Cost management in the age of digital disruption
First biennial global cost survey report
Cost management used to be something businesses only thought about when they were struggling. In recent years, however, it has become a standard operating practice that receives constant attention—in good times and in bad. But cost reduction failure rates are high, even while cost reduction targets remain low.
Global insights from regional cost surveys
With the emergence of disruptive innovations such as robotic process automation, analytics, and cognitive technology, cost management is morphing into a strategic enabler with the power to disrupt entire industries and fundamentally change how business is done. However, cost management remains challenging.
Based on surveys of more than 1,000 senior executives in four major regions–US, Latin America, Europe, and Asia Pacific—we found:
- Cost reduction is a global imperative. Cost reduction has become a standard business practice in every region, with 86 percent of global respondents saying their companies are likely to undertake cost reduction initiatives over the next 24 months.
- Low targets. High failure rates. Nearly half of all organizations surveyed are pursuing cost reduction targets of less than 10 percent yet almost two-thirds (63 percent) are failing to achieve their goals.
Cost reduction targets and success rates
- High expectations for growth. Despite concerns about the economy, 80 percent of respondents expect their revenues to increase over the next 24 months.
- A strategic paradox: Thriving in Uncertainty. The top two cost reduction drivers globally are directly related to growth. However, the next five cost reduction drivers are all defensive in nature, indicating that while growth is the top strategic priority, companies in every region are also protecting themselves against uncertainty by getting numerous aspects of their cost structure into fighting shape.
Drivers of cost reduction
- Developing cost management capabilities. The top three focus areas are: "forecasting, budgeting, and reporting" (55 percent); "new policies and procedures" (51 percent); and "IT infrastructure, IT systems, and business intelligence platforms" (49 percent).
- Little change in cost management approaches. Companies expect to use the same cost management approaches as in the past such as "targeted actions" and "intensified productivity programs," but zero-based budgeting is expected to fall from 15 percent to 11 percent globally.
- Implementation is the biggest challenge. This is the top barrier to effective cost management according to 53 percent of respondents.
- Tactical actions remain predominant. Many companies surveyed continue to focus on tactical cost actions (40 percent), such as streamlining business processes and reducing external spend, versus strategic cost actions (33 percent), such as outsourcing, centralization, and business reconfiguration. This tactical focus tends to limit the magnitude of cost savings that can be achieved.
The simultaneous focus on cost and growth reflects a "save to grow" mindset where companies use cost savings as a strategic lever to help fund their growth efforts and initiatives—without sacrificing profitability. This mindset is now prevalent in all parts of the world.
Cost management practices to thrive in uncertainty

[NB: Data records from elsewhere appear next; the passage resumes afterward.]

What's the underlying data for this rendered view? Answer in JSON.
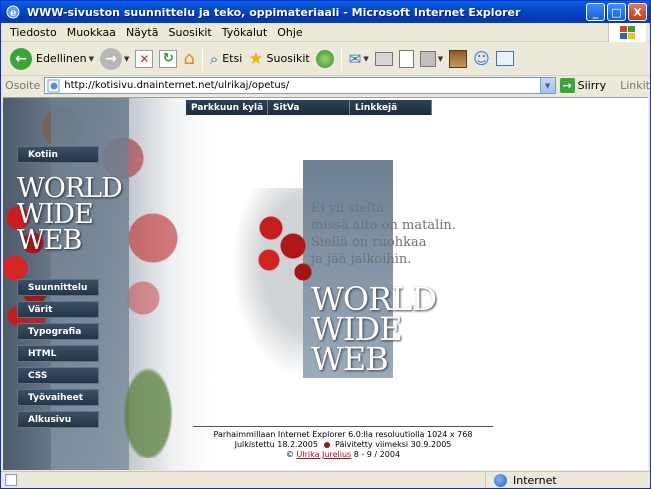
{
  "window": {
    "title": "WWW-sivuston suunnittelu ja teko, oppimateriaali - Microsoft Internet Explorer",
    "controls": {
      "minimize": "_",
      "maximize": "□",
      "close": "X"
    }
  },
  "menubar": {
    "items": [
      "Tiedosto",
      "Muokkaa",
      "Näytä",
      "Suosikit",
      "Työkalut",
      "Ohje"
    ]
  },
  "toolbar": {
    "back_label": "Edellinen",
    "search_label": "Etsi",
    "favorites_label": "Suosikit"
  },
  "addressbar": {
    "label": "Osoite",
    "url": "http://kotisivu.dnainternet.net/ulrikaj/opetus/",
    "go_label": "Siirry",
    "links_label": "Linkit"
  },
  "page": {
    "topnav": [
      "Parkkuun kylä",
      "SitVa",
      "Linkkejä"
    ],
    "home_button": "Kotiin",
    "logo": {
      "line1": "WORLD",
      "line2": "WIDE",
      "line3": "WEB"
    },
    "sidenav": [
      "Suunnittelu",
      "Värit",
      "Typografia",
      "HTML",
      "CSS",
      "Työvaiheet",
      "Alkusivu"
    ],
    "poem": [
      "Ei yli sieltä",
      "missä aita on matalin.",
      "Siellä on ruohkaa",
      "ja jää jalkoihin."
    ],
    "footer": {
      "line1": "Parhaimmillaan Internet Explorer 6.0:lla resoluutiolla 1024 x 768",
      "published": "Julkistettu 18.2.2005",
      "updated": "Päivitetty viimeksi 30.9.2005",
      "copyright_prefix": "©",
      "author": "Ulrika Jurelius",
      "copyright_suffix": "8 - 9 / 2004"
    }
  },
  "statusbar": {
    "status_text": "",
    "zone": "Internet"
  },
  "colors": {
    "titlebar": "#0446c5",
    "nav_button": "#243647",
    "link": "#a0121b"
  }
}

Because tactical cost management approaches typically yield cost savings of less than 10 percent, many companies would be better served by applying approaches that are more strategic and thus more likely to deliver greater savings.

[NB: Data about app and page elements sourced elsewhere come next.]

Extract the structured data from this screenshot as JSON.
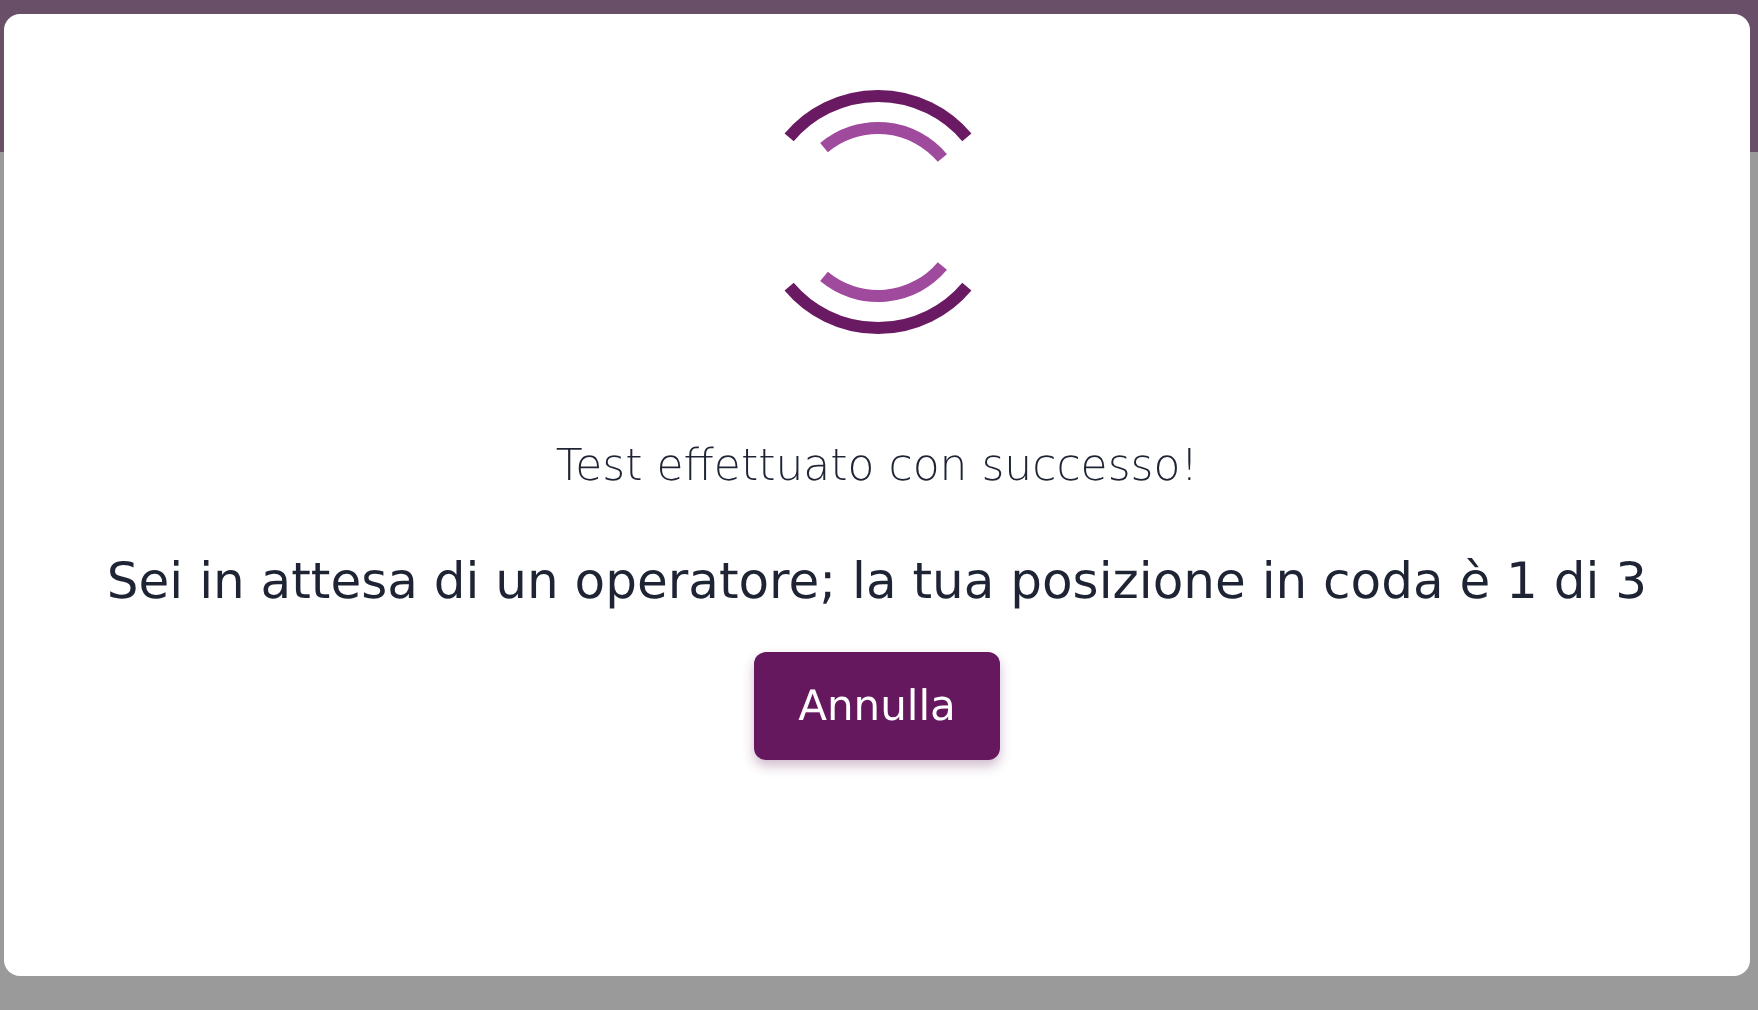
{
  "dialog": {
    "status": "Test effettuato con successo!",
    "message": "Sei in attesa di un operatore; la tua posizione in coda è 1 di 3",
    "buttons": [
      {
        "label": "Annulla"
      }
    ]
  }
}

Companies pursuing strategic cost improvements have generally fallen into one of three categories: distressed, positioned for growth, or growing steadily. However, in the current business environment a new competitive scenario has emerged that simultaneously focuses on three of the strategic levers—growth, cost, and liquidity. We call this new scenario "thriving in uncertainty."
But there's a need for different playbooks for different markets. In some markets, macroeconomic factors seem to be pushing companies toward greater uncertainty and distress, favoring value creation levers that are more defensive in nature. Other markets seem to be moving toward a more positive outlook, which tends to favor a growth-oriented playbook.
Margin improvement in the age of digital disruption
Given current low success rates when it comes to cost reduction, in the future, digital disruption—and the exponential technologies that drive it—are likely to be key factors that companies need to consider as they strive to sustainably reduce costs and improve margins.
According to our survey findings, digital disruption is already recognized as a major external risk in the US. However, it is also creating unprecedented opportunities. And while digital disruption is currently less of a focus for companies in other regions, their perspectives could change very quickly given the exponential speed and impact of digital technologies.
Digital disruption viewed as external risk
To avoid falling behind, companies in every part of the world should understand the potential impact so they can capitalize on the opportunities, particularly with regard to automation, analytics, and cognitive technology. Unlike traditional tactical and structural cost approaches—which may be nearing or past their peak—cost solutions based on exponential technologies are just emerging and have the potential to deliver increasing savings over time.
As digital technologies enable increased innovation in business and operating models, disrupting entire industries, companies may be able to see sustainable cost savings of 30 percent or more. In an increasingly digital world, disruption is unavoidable. To thrive, companies should become their own disrupters—rather than allow other companies to disrupt them.